In a new feature series, Kick It Out will speak to figureheads and representatives of the grassroots game as they offer their unique thoughts from the amateur and community level.

This month we speak to Paula Wyatt, Women’s and Girls’ Referee Coordinator at Hampshire FA, on the need to encourage more women’s referees into the game and the work she is doing at the grassroots level.

Born and raised in Hampshire, Paula Wyatt has been part of the county’s football scene for over 15 years becoming a leading figure in the refereeing field.

Her path into officiating came through the passion for the sport she shared with her family.

“I grew up with my dad and brothers who loved football, but there were never any opportunities for me when I was young to play football – so I got involved in supporting my brother's team.

“There were never any referees at the games so me, my dad and my brother went on a course together – which was quite nice but a bit competitive between us! We qualified together when I was 16.

“I never refereed much in my first few years but once the football team we had been a part of folded, I thought what could I do? So I started refereeing and I really enjoyed it. The opportunities it has given me and the progression I have made has been amazing; some of the things that I have been able to do I wouldn’t have done without football.”

Paula has been refereeing adult football for eight years, with her remarkable journey starting at grassroots football that eventually lead to becoming an official in the Women’s Champions League.

“Initially it was just about being involved but as I grew my experience in the game it became more about the enjoyment of refereeing. The opportunities that were provided just made me want more and more.

“There weren’t many women around when I started, but we’re doing well to recruit more women officials now.”

Paula’s role with her home county FA sees her looking to extend the opportunities she has had to more women within the county.

“I sit on the referee’s development team at Hampshire FA as the women’s and girls’ coordinator. That role means I look after the women referees coming through as well as help recruit officials. It’s a massive challenge.

“We don’t have many women officials at the moment and the ones we do have are quite young and generally interested in playing football, so it’s about trying to convert that interest into refereeing.

“We ran a referees’ development day in February and that’s normally open to young referees between the ages of 14-25, but this time we opened it up to all women across the county and we had a decent turn out.

“We’ve actually had a few apply to go on a referee’s course. Hopefully by giving women a taster of refereeing they actually commit to becoming an official.”

Paula is hoping to offer less experienced referees with guidance and support through her work with Hampshire FA, and she is aware of some of the difficulties that women officials may face along the way.

“It was definitely harder (as a woman) because I was not the norm. You would turn up and they would say ‘oh, are you the physio?’ or the team secretary and I would have to say ‘no, actually I am the referee’.

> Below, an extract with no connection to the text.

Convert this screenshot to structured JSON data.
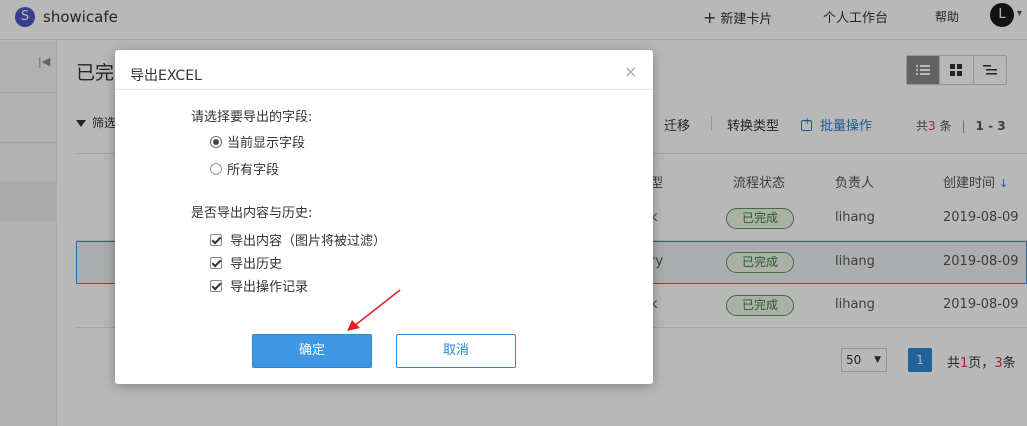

“As we’re getting more women involved in the game, there are less assumptions being made but you still get the occasional one. Sometimes you get comments with people thinking they are being clever around their mates; I think it comes down to people not being used to a woman officiating and thereby not thinking women are referees.

“Some people, where they have been around in the game for so long, are stuck with those assumptions and thinking that it is not the norm. I believe it’s more important to educate the people coming into the game rather than the people that have been there for years because sometimes it’s hard to change those views.

“From a personal perspective, I have come through the game and I have always wanted to be treated as a referee first, rather than a woman referee.”

In part two, Paula discusses her role in promoting women referees within Hampshire.